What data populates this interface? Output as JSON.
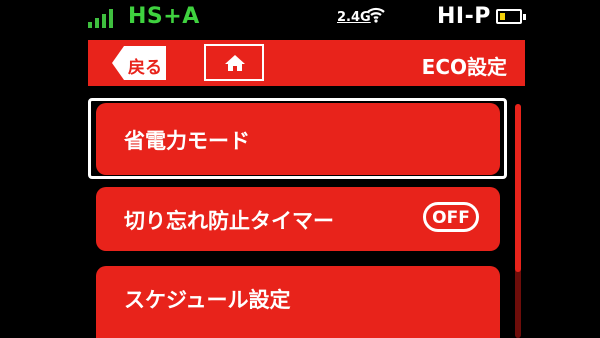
{
  "status": {
    "network": "HS+A",
    "band": "2.4G",
    "mode": "HI-P",
    "signal_icon": "signal-bars-icon",
    "wifi_icon": "wifi-icon",
    "battery_icon": "battery-icon",
    "battery_level": 0.3
  },
  "header": {
    "back_label": "戻る",
    "home_icon": "home-icon",
    "title": "ECO設定"
  },
  "menu": {
    "items": [
      {
        "label": "省電力モード"
      },
      {
        "label": "切り忘れ防止タイマー",
        "toggle": "OFF"
      },
      {
        "label": "スケジュール設定"
      }
    ]
  },
  "colors": {
    "accent": "#e8231b",
    "network_text": "#3fd23f",
    "battery_fill": "#f5d20a",
    "background": "#000000"
  },
  "scroll": {
    "visible_fraction": 0.72
  }
}
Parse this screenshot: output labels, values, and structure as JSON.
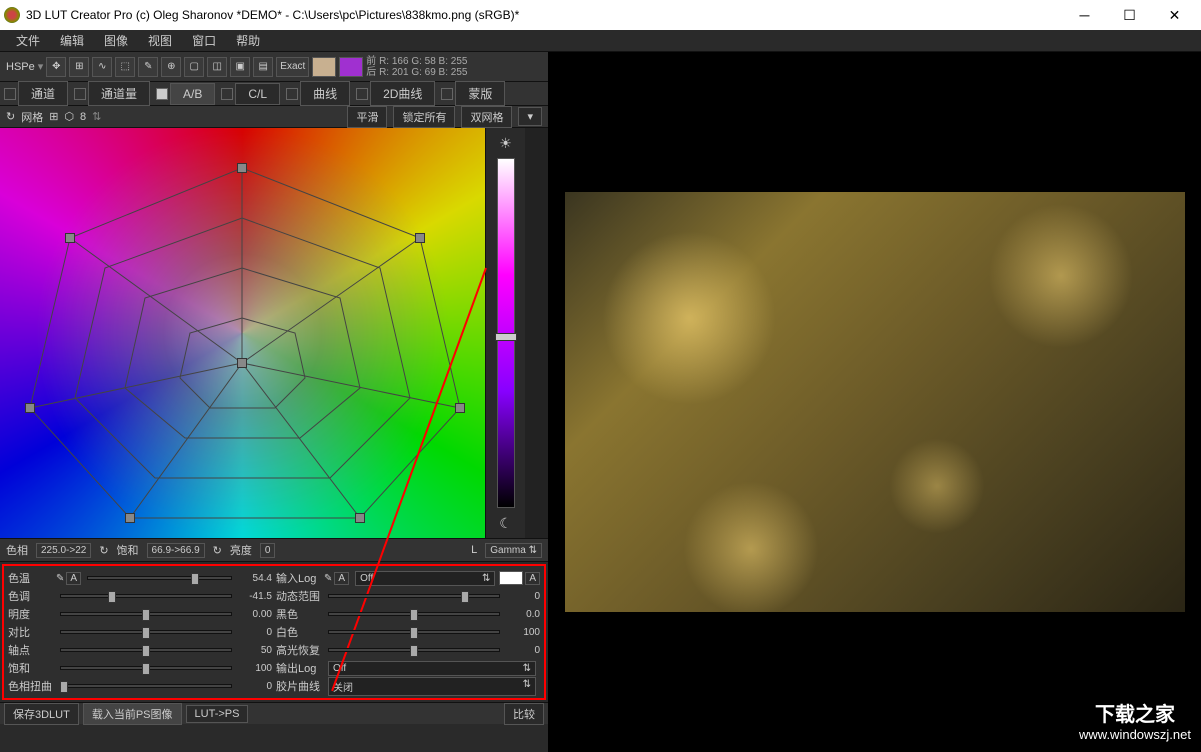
{
  "window": {
    "title": "3D LUT Creator Pro (c) Oleg Sharonov *DEMO* - C:\\Users\\pc\\Pictures\\838kmo.png (sRGB)*"
  },
  "menu": [
    "文件",
    "编辑",
    "图像",
    "视图",
    "窗口",
    "帮助"
  ],
  "toolbar": {
    "hspe": "HSPe",
    "exact": "Exact",
    "swatch1": "#c8b090",
    "swatch2": "#a030d0",
    "before_label": "前",
    "after_label": "后",
    "before": "R: 166  G:  58  B: 255",
    "after": "R: 201  G:  69  B: 255"
  },
  "tabs": [
    "通道",
    "通道量",
    "A/B",
    "C/L",
    "曲线",
    "2D曲线",
    "蒙版"
  ],
  "gridbar": {
    "grid_label": "网格",
    "count": "8",
    "smooth": "平滑",
    "lock": "锁定所有",
    "dual": "双网格"
  },
  "readouts": {
    "hue_label": "色相",
    "hue_val": "225.0->22",
    "sat_label": "饱和",
    "sat_val": "66.9->66.9",
    "lum_label": "亮度",
    "lum_val": "0",
    "l_label": "L",
    "gamma_label": "Gamma"
  },
  "sliders_left": [
    {
      "label": "色温",
      "val": "54.4",
      "pos": 75,
      "a_btn": true
    },
    {
      "label": "色调",
      "val": "-41.5",
      "pos": 30
    },
    {
      "label": "明度",
      "val": "0.00",
      "pos": 50
    },
    {
      "label": "对比",
      "val": "0",
      "pos": 50
    },
    {
      "label": "轴点",
      "val": "50",
      "pos": 50
    },
    {
      "label": "饱和",
      "val": "100",
      "pos": 50
    },
    {
      "label": "色相扭曲",
      "val": "0",
      "pos": 2
    }
  ],
  "sliders_right": [
    {
      "label": "输入Log",
      "dropdown": "Off",
      "a_btn": true,
      "white_sw": true
    },
    {
      "label": "动态范围",
      "val": "0",
      "pos": 80
    },
    {
      "label": "黑色",
      "val": "0.0",
      "pos": 50
    },
    {
      "label": "白色",
      "val": "100",
      "pos": 50
    },
    {
      "label": "高光恢复",
      "val": "0",
      "pos": 50
    },
    {
      "label": "输出Log",
      "dropdown": "Off"
    },
    {
      "label": "胶片曲线",
      "dropdown": "关闭"
    }
  ],
  "bottom": {
    "save3dlut": "保存3DLUT",
    "loadps": "载入当前PS图像",
    "lut2ps": "LUT->PS",
    "compare": "比较"
  },
  "watermark": {
    "line1": "下载之家",
    "line2": "www.windowszj.net"
  }
}
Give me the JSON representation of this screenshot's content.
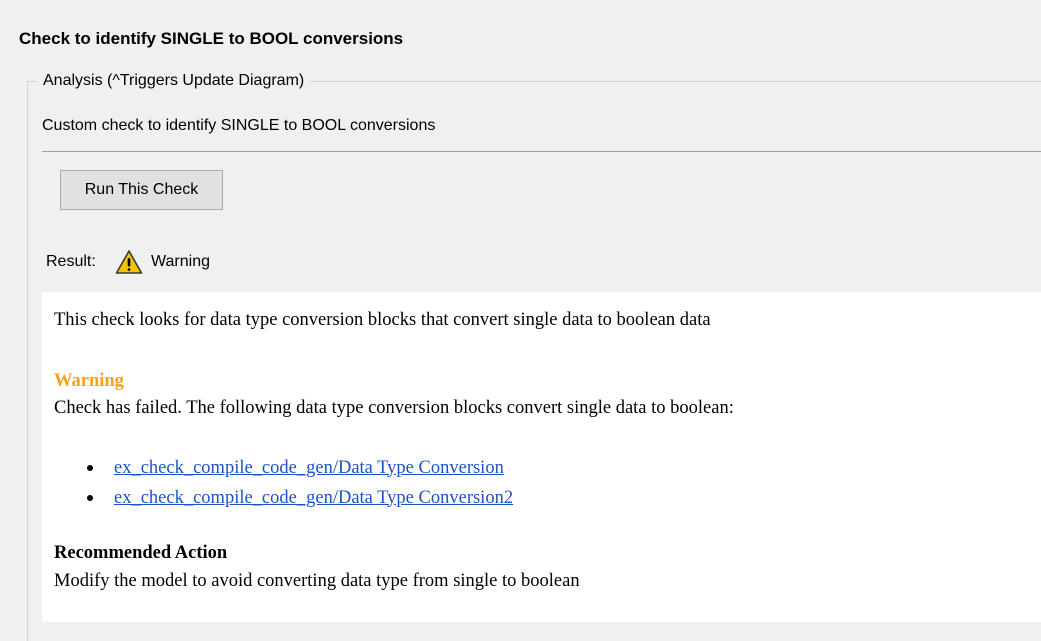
{
  "check": {
    "title": "Check to identify SINGLE to BOOL conversions"
  },
  "analysis": {
    "legend": "Analysis (^Triggers Update Diagram)",
    "description": "Custom check to identify SINGLE to BOOL conversions",
    "run_button_label": "Run This Check"
  },
  "result": {
    "label": "Result:",
    "status": "Warning",
    "status_icon": "warning-triangle-icon",
    "status_icon_color": "#f5c400"
  },
  "report": {
    "intro": "This check looks for data type conversion blocks that convert single data to boolean data",
    "warning_heading": "Warning",
    "warning_heading_color": "#f7a21b",
    "warning_message": "Check has failed. The following data type conversion blocks convert single data to boolean:",
    "blocks": [
      "ex_check_compile_code_gen/Data Type Conversion",
      "ex_check_compile_code_gen/Data Type Conversion2"
    ],
    "link_color": "#1a53c8",
    "recommended_action_heading": "Recommended Action",
    "recommended_action_text": "Modify the model to avoid converting data type from single to boolean"
  }
}
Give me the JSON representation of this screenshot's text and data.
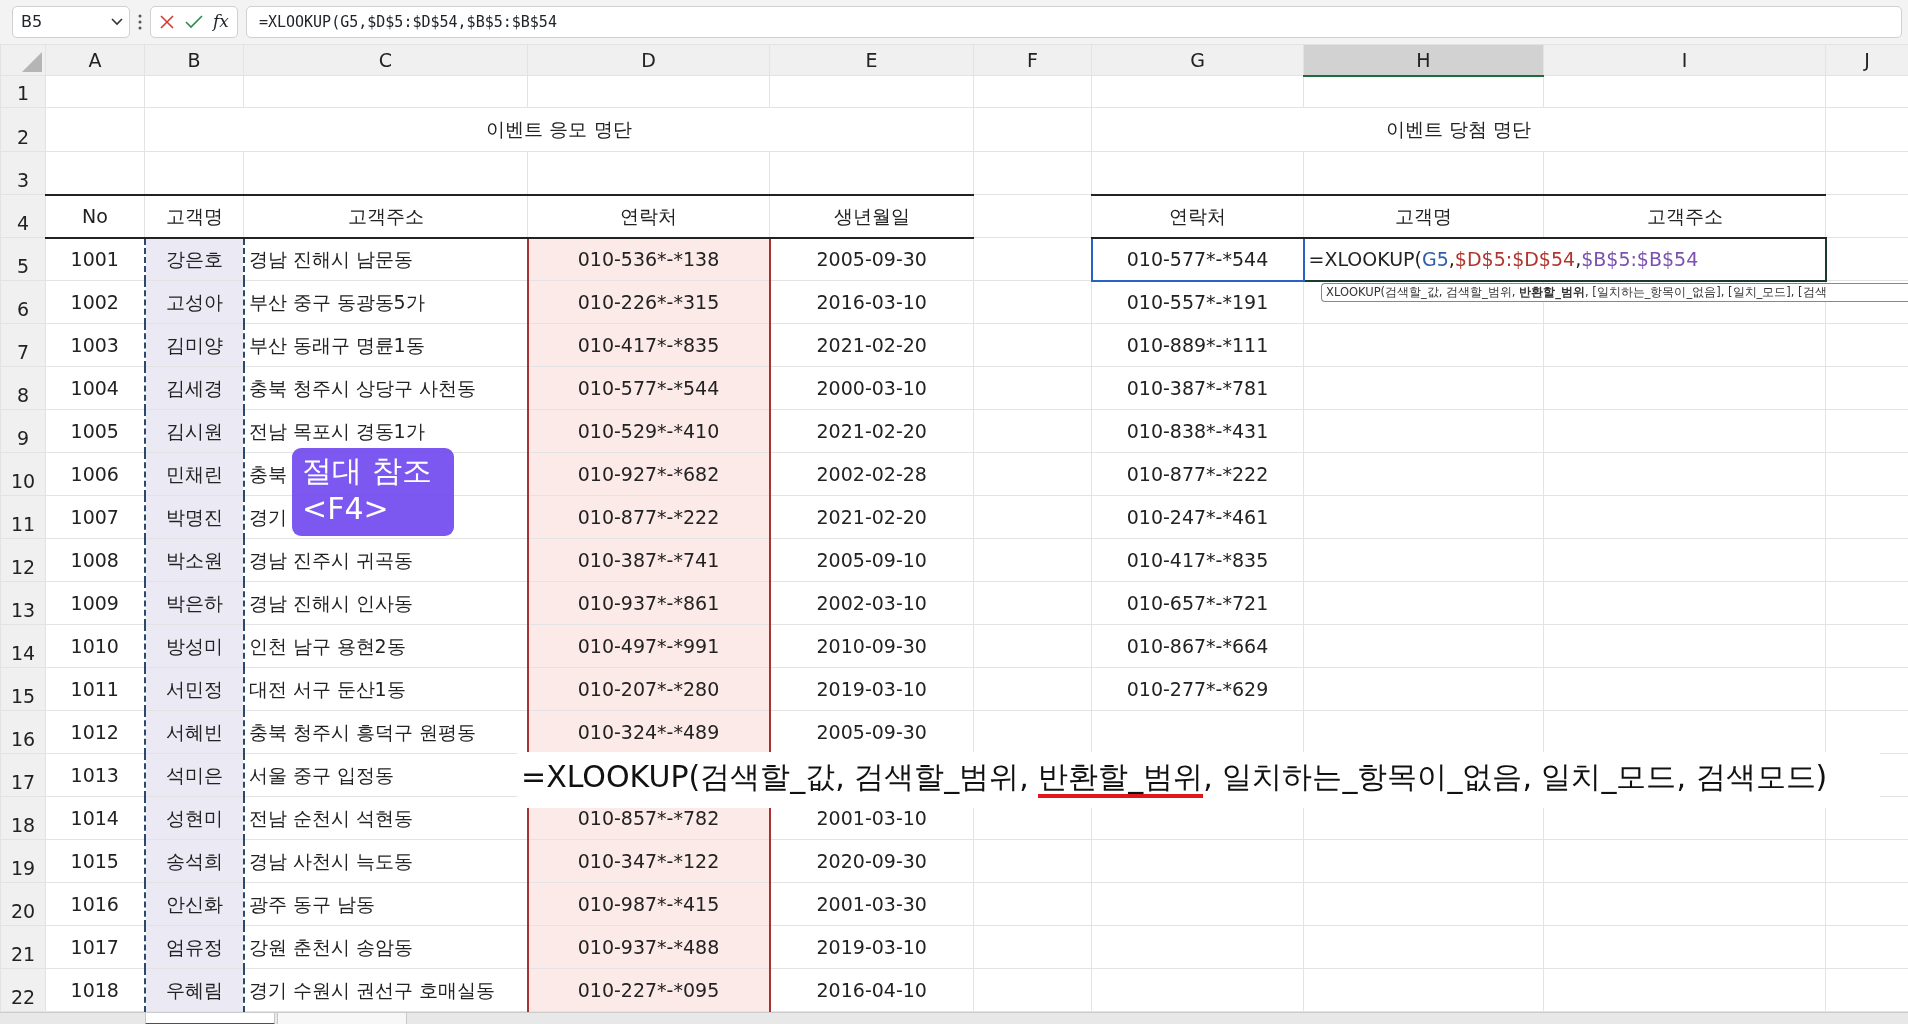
{
  "name_box": "B5",
  "function_button": "fx",
  "formula_bar": "=XLOOKUP(G5,$D$5:$D$54,$B$5:$B$54",
  "columns": [
    {
      "label": "A",
      "selected": false
    },
    {
      "label": "B",
      "selected": false
    },
    {
      "label": "C",
      "selected": false
    },
    {
      "label": "D",
      "selected": false
    },
    {
      "label": "E",
      "selected": false
    },
    {
      "label": "F",
      "selected": false
    },
    {
      "label": "G",
      "selected": false
    },
    {
      "label": "H",
      "selected": true
    },
    {
      "label": "I",
      "selected": false
    },
    {
      "label": "J",
      "selected": false
    }
  ],
  "row_numbers": [
    "1",
    "2",
    "3",
    "4",
    "5",
    "6",
    "7",
    "8",
    "9",
    "10",
    "11",
    "12",
    "13",
    "14",
    "15",
    "16",
    "17",
    "18",
    "19",
    "20",
    "21",
    "22"
  ],
  "entry_table": {
    "title": "이벤트 응모 명단",
    "headers": [
      "No",
      "고객명",
      "고객주소",
      "연락처",
      "생년월일"
    ],
    "rows": [
      [
        "1001",
        "강은호",
        "경남 진해시 남문동",
        "010-536*-*138",
        "2005-09-30"
      ],
      [
        "1002",
        "고성아",
        "부산 중구 동광동5가",
        "010-226*-*315",
        "2016-03-10"
      ],
      [
        "1003",
        "김미양",
        "부산 동래구 명륜1동",
        "010-417*-*835",
        "2021-02-20"
      ],
      [
        "1004",
        "김세경",
        "충북 청주시 상당구 사천동",
        "010-577*-*544",
        "2000-03-10"
      ],
      [
        "1005",
        "김시원",
        "전남 목포시 경동1가",
        "010-529*-*410",
        "2021-02-20"
      ],
      [
        "1006",
        "민채린",
        "충북",
        "010-927*-*682",
        "2002-02-28"
      ],
      [
        "1007",
        "박명진",
        "경기",
        "010-877*-*222",
        "2021-02-20"
      ],
      [
        "1008",
        "박소원",
        "경남 진주시 귀곡동",
        "010-387*-*741",
        "2005-09-10"
      ],
      [
        "1009",
        "박은하",
        "경남 진해시 인사동",
        "010-937*-*861",
        "2002-03-10"
      ],
      [
        "1010",
        "방성미",
        "인천 남구 용현2동",
        "010-497*-*991",
        "2010-09-30"
      ],
      [
        "1011",
        "서민정",
        "대전 서구 둔산1동",
        "010-207*-*280",
        "2019-03-10"
      ],
      [
        "1012",
        "서혜빈",
        "충북 청주시 흥덕구 원평동",
        "010-324*-*489",
        "2005-09-30"
      ],
      [
        "1013",
        "석미은",
        "서울 중구 입정동"
      ],
      [
        "1014",
        "성현미",
        "전남 순천시 석현동",
        "010-857*-*782",
        "2001-03-10"
      ],
      [
        "1015",
        "송석희",
        "경남 사천시 늑도동",
        "010-347*-*122",
        "2020-09-30"
      ],
      [
        "1016",
        "안신화",
        "광주 동구 남동",
        "010-987*-*415",
        "2001-03-30"
      ],
      [
        "1017",
        "엄유정",
        "강원 춘천시 송암동",
        "010-937*-*488",
        "2019-03-10"
      ],
      [
        "1018",
        "우혜림",
        "경기 수원시 권선구 호매실동",
        "010-227*-*095",
        "2016-04-10"
      ]
    ]
  },
  "winner_table": {
    "title": "이벤트 당첨 명단",
    "headers": [
      "연락처",
      "고객명",
      "고객주소"
    ],
    "contacts": [
      "010-577*-*544",
      "010-557*-*191",
      "010-889*-*111",
      "010-387*-*781",
      "010-838*-*431",
      "010-877*-*222",
      "010-247*-*461",
      "010-417*-*835",
      "010-657*-*721",
      "010-867*-*664",
      "010-277*-*629"
    ]
  },
  "cell_formula": [
    {
      "text": "=XLOOKUP(",
      "color": "#222222"
    },
    {
      "text": "G5",
      "color": "#2f5fa8"
    },
    {
      "text": ",",
      "color": "#222222"
    },
    {
      "text": "$D$5:$D$54",
      "color": "#b0352e"
    },
    {
      "text": ",",
      "color": "#222222"
    },
    {
      "text": "$B$5:$B$54",
      "color": "#7a50b0"
    }
  ],
  "function_tooltip": "XLOOKUP(검색할_값, 검색할_범위, **반환할_범위**, [일치하는_항목이_없음], [일치_모드], [검색",
  "shortcut_badge": [
    "절대 참조",
    "<F4>"
  ],
  "syntax_caption": [
    {
      "text": "=XLOOKUP(검색할_값, 검색할_범위, ",
      "underlined": false
    },
    {
      "text": "반환할_범위",
      "underlined": true
    },
    {
      "text": ", 일치하는_항목이_없음, 일치_모드, 검색모드)",
      "underlined": false
    }
  ],
  "sheet_tabs": [
    {
      "selected": true
    },
    {
      "selected": false
    }
  ]
}
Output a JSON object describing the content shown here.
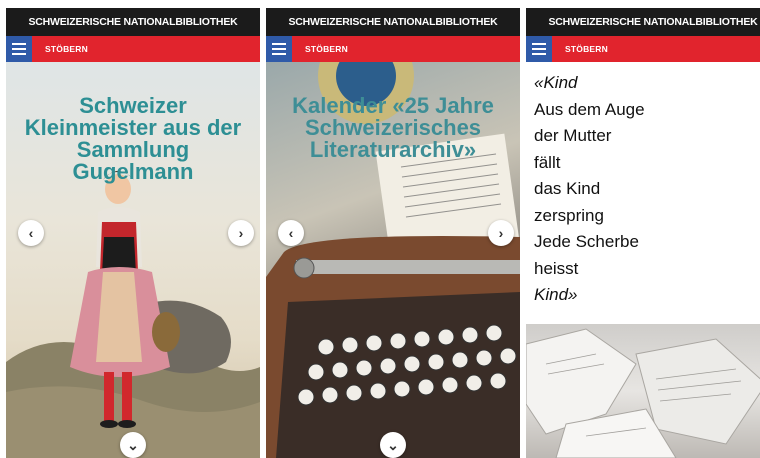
{
  "header": {
    "site_title": "SCHWEIZERISCHE NATIONALBIBLIOTHEK",
    "nav_label": "STÖBERN"
  },
  "screens": [
    {
      "title": "Schweizer Kleinmeister aus der Sammlung Gugelmann"
    },
    {
      "title": "Kalender «25 Jahre Schweizerisches Literaturarchiv»"
    },
    {
      "poem": [
        {
          "text": "«Kind",
          "italic": true
        },
        {
          "text": "Aus dem Auge",
          "italic": false
        },
        {
          "text": "der Mutter",
          "italic": false
        },
        {
          "text": "fällt",
          "italic": false
        },
        {
          "text": "das Kind",
          "italic": false
        },
        {
          "text": "zerspring",
          "italic": false
        },
        {
          "text": "Jede Scherbe",
          "italic": false
        },
        {
          "text": "heisst",
          "italic": false
        },
        {
          "text": "Kind»",
          "italic": true
        }
      ]
    }
  ],
  "controls": {
    "prev_icon": "‹",
    "next_icon": "›",
    "down_icon": "⌄"
  },
  "colors": {
    "topbar": "#1b1b1b",
    "navbar": "#e1242d",
    "menu_button": "#2f5aa8",
    "title_teal": "#2d8f94"
  }
}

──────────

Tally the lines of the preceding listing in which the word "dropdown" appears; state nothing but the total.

▸ **Written answer**
3